■ INSTRUCTIONS FOR THE TASK ■
Without any pictures, copy the records below once more, exactly as they are.

■ DATASET ■

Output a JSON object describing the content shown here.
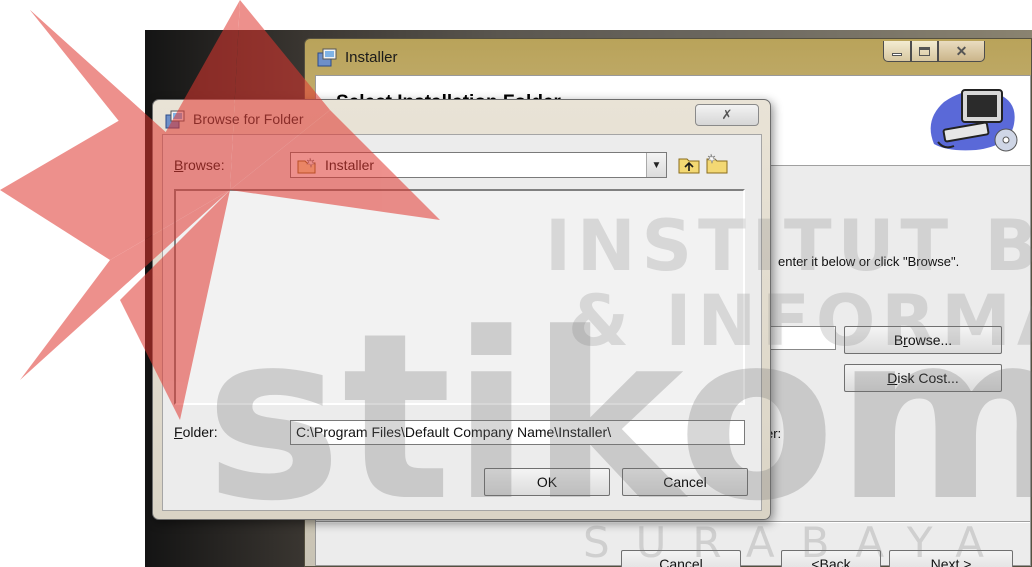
{
  "installer": {
    "title": "Installer",
    "heading": "Select Installation Folder",
    "description": "enter it below or click \"Browse\".",
    "user_label": "er:",
    "buttons": {
      "browse_prefix": "B",
      "browse_accel": "r",
      "browse_suffix": "owse...",
      "diskcost_accel": "D",
      "diskcost_suffix": "isk Cost...",
      "cancel": "Cancel",
      "back_prefix": "< ",
      "back_accel": "B",
      "back_suffix": "ack",
      "next_accel": "N",
      "next_suffix": "ext >"
    }
  },
  "browse_dialog": {
    "title": "Browse for Folder",
    "close_glyph": "✗",
    "browse_label_accel": "B",
    "browse_label_suffix": "rowse:",
    "combo_value": "Installer",
    "combo_arrow": "▼",
    "folder_label_accel": "F",
    "folder_label_suffix": "older:",
    "folder_value": "C:\\Program Files\\Default Company Name\\Installer\\",
    "ok_label": "OK",
    "cancel_label": "Cancel"
  },
  "window_controls": {
    "close_glyph": "✕"
  },
  "watermark": {
    "line1": "INSTITUT BISNIS",
    "line2": "& INFORMATIKA",
    "brand": "stikom",
    "city": "SURABAYA"
  },
  "colors": {
    "accent_red": "#e0362f",
    "installer_title_gold": "#c9b277"
  }
}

■ RESULT OF THE EXERCISE ■
Output a JSON object describing the content shown here.
{
  "installer": {
    "title": "Installer",
    "heading": "Select Installation Folder",
    "description": "enter it below or click \"Browse\".",
    "user_label": "er:",
    "buttons": {
      "browse_prefix": "B",
      "browse_accel": "r",
      "browse_suffix": "owse...",
      "diskcost_accel": "D",
      "diskcost_suffix": "isk Cost...",
      "cancel": "Cancel",
      "back_prefix": "< ",
      "back_accel": "B",
      "back_suffix": "ack",
      "next_accel": "N",
      "next_suffix": "ext >"
    }
  },
  "browse_dialog": {
    "title": "Browse for Folder",
    "close_glyph": "✗",
    "browse_label_accel": "B",
    "browse_label_suffix": "rowse:",
    "combo_value": "Installer",
    "combo_arrow": "▼",
    "folder_label_accel": "F",
    "folder_label_suffix": "older:",
    "folder_value": "C:\\Program Files\\Default Company Name\\Installer\\",
    "ok_label": "OK",
    "cancel_label": "Cancel"
  },
  "window_controls": {
    "close_glyph": "✕"
  },
  "watermark": {
    "line1": "INSTITUT BISNIS",
    "line2": "& INFORMATIKA",
    "brand": "stikom",
    "city": "SURABAYA"
  },
  "colors": {
    "accent_red": "#e0362f",
    "installer_title_gold": "#c9b277"
  }
}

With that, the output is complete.